During daytime hours, you may see police pulling drivers over to check their credentials. Generally speaking, the focus is on safe operation and maintenance of vehicles. However, later in the evening, you could find yourself pulled into a line of another kind. What happens if you’re arrested at a sobriety checkpoint?
More than likely, you’ve already heard the terms “reasonable suspicion” and “probable cause” as they relate to DWI charges. In order to pull you over for driving while intoxicated, the police need to have reasonable suspicion that you are actually drunk or high on drugs.
Most commonly, the manner in which you operate your motor vehicle acts as a reason to stop you. For example, if you’re observed swerving in and out of traffic and cruising through red lights, the police may suspect you of driving under the influence.
In the meantime, there’s also the issue of probable cause. Interesting enough, it might be hard for the prosecutor to justify a DWI stop if the police had no reasonable suspicion that you did something wrong.

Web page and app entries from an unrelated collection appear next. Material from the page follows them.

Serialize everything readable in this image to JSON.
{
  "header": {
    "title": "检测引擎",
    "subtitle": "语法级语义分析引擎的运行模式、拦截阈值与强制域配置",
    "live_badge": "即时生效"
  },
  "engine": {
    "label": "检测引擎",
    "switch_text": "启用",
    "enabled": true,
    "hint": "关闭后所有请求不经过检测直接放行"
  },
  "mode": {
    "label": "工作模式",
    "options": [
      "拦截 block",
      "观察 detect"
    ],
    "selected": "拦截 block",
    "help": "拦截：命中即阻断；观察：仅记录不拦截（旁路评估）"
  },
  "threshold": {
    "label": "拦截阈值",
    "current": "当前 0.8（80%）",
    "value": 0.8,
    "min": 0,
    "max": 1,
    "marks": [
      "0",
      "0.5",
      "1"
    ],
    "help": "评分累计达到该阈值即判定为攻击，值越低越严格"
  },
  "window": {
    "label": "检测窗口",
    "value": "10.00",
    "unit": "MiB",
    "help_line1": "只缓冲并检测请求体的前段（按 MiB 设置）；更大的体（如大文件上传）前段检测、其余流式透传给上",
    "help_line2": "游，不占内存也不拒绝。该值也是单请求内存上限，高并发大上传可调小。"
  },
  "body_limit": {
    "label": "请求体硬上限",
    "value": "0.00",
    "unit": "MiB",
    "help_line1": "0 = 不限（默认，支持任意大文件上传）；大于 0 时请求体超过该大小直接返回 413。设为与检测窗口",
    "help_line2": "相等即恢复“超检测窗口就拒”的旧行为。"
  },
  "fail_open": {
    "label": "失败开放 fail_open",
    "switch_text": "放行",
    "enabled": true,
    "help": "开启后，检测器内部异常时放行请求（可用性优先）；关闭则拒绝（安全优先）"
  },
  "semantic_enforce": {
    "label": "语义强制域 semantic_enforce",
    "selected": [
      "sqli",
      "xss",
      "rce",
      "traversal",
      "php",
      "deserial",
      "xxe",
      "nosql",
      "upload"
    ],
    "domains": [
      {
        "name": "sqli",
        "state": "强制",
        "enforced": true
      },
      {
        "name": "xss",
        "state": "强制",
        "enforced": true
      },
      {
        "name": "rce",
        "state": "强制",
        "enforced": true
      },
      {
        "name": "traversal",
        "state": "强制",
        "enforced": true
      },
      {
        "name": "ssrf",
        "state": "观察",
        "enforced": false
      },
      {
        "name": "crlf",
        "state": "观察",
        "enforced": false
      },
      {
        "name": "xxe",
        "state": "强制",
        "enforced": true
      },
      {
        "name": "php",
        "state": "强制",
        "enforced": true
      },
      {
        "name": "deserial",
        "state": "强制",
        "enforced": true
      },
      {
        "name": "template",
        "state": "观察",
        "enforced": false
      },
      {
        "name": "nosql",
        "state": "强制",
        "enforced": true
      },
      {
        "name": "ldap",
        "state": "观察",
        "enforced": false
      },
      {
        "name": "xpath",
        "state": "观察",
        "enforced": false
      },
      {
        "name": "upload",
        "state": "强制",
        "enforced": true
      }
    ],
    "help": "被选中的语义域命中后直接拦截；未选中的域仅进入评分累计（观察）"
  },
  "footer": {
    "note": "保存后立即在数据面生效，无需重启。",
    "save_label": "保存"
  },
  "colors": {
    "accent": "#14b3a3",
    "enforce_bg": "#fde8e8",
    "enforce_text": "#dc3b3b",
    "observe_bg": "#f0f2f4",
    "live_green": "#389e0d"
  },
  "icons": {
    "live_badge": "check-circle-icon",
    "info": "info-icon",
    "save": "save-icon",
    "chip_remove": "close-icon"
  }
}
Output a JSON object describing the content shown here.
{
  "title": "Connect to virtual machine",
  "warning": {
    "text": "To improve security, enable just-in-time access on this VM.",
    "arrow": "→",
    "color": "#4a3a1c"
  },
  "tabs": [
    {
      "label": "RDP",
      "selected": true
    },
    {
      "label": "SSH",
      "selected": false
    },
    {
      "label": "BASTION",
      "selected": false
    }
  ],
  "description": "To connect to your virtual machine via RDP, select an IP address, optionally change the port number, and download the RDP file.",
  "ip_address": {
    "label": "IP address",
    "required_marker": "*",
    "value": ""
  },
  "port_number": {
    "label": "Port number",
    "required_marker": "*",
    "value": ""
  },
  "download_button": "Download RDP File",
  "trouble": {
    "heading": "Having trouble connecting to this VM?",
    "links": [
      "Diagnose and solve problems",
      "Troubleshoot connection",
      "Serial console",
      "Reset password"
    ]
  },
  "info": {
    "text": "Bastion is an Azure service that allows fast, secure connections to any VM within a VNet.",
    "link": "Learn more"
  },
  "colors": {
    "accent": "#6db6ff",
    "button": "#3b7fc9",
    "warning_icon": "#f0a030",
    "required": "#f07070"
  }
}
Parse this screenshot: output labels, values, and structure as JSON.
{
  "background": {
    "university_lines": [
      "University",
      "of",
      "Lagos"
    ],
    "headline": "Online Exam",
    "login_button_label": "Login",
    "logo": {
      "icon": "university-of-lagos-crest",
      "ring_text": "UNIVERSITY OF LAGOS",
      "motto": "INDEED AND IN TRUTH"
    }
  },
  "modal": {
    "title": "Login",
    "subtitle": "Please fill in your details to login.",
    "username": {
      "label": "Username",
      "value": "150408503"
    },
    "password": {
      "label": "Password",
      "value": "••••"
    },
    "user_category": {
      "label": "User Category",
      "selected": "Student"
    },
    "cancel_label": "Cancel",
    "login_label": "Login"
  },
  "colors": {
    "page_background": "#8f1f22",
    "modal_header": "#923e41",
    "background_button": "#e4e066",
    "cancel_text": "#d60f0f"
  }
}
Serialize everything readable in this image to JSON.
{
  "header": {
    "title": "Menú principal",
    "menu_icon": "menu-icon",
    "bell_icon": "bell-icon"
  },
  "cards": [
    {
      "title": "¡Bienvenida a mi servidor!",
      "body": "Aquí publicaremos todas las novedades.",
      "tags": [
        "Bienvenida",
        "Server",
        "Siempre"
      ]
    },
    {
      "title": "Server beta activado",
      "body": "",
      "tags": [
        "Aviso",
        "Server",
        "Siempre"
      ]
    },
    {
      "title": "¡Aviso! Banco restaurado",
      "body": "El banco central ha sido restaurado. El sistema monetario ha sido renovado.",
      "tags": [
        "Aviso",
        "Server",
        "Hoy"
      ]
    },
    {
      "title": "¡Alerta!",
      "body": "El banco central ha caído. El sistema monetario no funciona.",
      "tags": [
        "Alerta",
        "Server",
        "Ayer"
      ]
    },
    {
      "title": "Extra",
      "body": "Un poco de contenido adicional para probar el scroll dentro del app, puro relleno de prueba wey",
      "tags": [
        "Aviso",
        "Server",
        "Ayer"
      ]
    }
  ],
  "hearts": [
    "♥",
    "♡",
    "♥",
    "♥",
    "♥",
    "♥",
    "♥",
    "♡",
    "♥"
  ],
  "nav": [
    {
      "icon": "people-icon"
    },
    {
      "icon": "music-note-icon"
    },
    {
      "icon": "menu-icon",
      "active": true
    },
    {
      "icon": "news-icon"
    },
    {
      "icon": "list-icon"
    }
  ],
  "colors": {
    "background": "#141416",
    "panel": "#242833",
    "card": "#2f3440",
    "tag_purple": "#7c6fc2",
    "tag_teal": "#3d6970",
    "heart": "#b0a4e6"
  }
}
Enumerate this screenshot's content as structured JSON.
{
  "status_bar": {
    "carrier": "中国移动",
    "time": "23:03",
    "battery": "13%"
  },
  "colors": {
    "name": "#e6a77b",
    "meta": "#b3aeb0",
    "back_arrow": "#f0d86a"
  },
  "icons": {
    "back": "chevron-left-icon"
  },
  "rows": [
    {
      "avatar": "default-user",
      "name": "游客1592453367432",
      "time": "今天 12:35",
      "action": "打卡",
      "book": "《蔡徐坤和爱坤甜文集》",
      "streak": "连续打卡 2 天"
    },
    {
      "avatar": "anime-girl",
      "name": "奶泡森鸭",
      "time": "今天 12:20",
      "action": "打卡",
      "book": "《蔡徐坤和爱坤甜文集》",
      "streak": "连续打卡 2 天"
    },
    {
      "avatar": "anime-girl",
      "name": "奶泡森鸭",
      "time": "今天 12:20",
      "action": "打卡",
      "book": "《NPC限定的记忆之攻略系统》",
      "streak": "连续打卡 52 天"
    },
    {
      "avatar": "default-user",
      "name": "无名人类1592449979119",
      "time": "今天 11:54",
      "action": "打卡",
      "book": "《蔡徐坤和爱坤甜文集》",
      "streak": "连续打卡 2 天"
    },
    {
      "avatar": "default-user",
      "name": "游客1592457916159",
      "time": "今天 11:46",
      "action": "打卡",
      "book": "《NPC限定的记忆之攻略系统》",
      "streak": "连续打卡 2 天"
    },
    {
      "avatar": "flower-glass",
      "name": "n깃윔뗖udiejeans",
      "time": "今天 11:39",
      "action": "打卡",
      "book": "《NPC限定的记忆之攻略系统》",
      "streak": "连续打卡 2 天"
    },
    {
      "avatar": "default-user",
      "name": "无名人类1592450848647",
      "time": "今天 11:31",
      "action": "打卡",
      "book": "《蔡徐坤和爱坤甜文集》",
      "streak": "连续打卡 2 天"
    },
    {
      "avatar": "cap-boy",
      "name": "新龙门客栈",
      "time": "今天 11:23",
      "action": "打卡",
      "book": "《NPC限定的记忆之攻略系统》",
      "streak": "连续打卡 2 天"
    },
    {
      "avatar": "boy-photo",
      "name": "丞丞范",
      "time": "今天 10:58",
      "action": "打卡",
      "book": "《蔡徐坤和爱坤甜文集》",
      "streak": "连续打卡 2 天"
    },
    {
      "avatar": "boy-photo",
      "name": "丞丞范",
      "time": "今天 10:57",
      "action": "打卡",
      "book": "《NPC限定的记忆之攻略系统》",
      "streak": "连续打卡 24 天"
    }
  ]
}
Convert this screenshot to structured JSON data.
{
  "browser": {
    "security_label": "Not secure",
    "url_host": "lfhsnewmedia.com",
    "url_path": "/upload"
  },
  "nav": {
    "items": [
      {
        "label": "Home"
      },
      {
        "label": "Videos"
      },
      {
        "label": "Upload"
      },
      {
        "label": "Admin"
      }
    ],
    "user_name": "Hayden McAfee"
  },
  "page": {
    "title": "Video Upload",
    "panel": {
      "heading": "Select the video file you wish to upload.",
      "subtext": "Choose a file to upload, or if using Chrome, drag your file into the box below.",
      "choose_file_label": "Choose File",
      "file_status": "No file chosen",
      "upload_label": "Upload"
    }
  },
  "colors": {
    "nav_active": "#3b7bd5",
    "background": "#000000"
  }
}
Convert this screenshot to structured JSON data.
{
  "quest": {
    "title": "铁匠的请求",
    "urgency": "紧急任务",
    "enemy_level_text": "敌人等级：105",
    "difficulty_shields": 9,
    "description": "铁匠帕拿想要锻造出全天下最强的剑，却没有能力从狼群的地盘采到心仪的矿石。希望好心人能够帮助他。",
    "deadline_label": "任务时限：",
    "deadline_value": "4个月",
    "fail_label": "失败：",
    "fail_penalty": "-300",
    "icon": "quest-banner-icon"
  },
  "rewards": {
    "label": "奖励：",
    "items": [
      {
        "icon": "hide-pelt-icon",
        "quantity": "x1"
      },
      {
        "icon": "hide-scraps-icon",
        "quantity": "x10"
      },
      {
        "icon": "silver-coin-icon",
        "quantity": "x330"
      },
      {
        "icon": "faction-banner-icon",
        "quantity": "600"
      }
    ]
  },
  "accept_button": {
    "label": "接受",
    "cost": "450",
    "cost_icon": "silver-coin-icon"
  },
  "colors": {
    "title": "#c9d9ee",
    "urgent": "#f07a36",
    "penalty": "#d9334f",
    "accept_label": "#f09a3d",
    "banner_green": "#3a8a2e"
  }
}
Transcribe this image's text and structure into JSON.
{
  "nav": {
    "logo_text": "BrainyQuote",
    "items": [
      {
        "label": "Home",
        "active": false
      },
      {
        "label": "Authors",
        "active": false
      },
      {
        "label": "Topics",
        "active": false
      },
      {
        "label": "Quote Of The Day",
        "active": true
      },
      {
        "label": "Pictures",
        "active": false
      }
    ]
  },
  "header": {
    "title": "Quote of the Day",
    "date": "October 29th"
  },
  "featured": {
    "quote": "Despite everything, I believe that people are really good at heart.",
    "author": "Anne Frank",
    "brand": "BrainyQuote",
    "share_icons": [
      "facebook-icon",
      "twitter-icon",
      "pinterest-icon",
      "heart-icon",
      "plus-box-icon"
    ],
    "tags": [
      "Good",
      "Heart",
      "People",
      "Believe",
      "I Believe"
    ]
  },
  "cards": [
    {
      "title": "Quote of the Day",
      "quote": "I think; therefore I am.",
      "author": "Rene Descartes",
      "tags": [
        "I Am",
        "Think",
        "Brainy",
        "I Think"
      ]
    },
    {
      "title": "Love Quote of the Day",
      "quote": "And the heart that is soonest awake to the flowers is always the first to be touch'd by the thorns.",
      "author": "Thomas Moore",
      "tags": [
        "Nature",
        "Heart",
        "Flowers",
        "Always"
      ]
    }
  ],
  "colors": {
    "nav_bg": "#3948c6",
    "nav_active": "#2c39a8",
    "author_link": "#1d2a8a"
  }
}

While all that makes some sense, sobriety checkpoints are a different matter altogether. Most importantly, law enforcement authorities do not need to establish reasonable suspicion to pull you over at a DWI stop. Drivers are subject to stops based on a predesignated mathematical formula.
However, that’s not to say that the police have unlimited authority when it comes to sobriety checkpoints. In fact, an experienced DWI/DUI attorney always considers the legality of stops in preparing a defense against drunk driving charges.
Was the Sobriety Checkpoint Actually Legal?
It might come as a surprise to you. Law enforcement authorities need to follow particular legal requirements when setting up sobriety checkpoints. Failure to do so could actually invalidate the charges against you.
In the first place, you may question your constitutional rights when it comes to DWI checkpoints. However, the United States ruled on the issue in Michigan Dep’t of State Police v. Sitz.
According to the nation’s highest court, the concept of preventing drunk driving represents a safety concern. It is more important than the “degree of intrusion upon individual motorists who are briefly stopped.”
Meanwhile, you should know some of the expectations when it comes to sobriety checkpoints in New Jersey. They include:
• Commanding or supervising officers need to select the checkpoint location
• Data should support the selection for roadblocks
• Mathematical formulas must be set up in advance to designate what cars should be stopped. For example, every third driver – or every fourth one.
• Checkpoints must be marked with proper lighting and marked police vehicles.
• Law enforcement agencies need to identify the reason for the stops.
If failure to comply with any of these requirements raises any red flags, your attorney may be able to use them to question the legality of your motor vehicle stop.
The Law Offices of Beninato & Matrafajlo has decades of experience handling the defense of DWI cases. Whether your charges involved a sobriety checkpoint or not, we can help. Contact us for further information.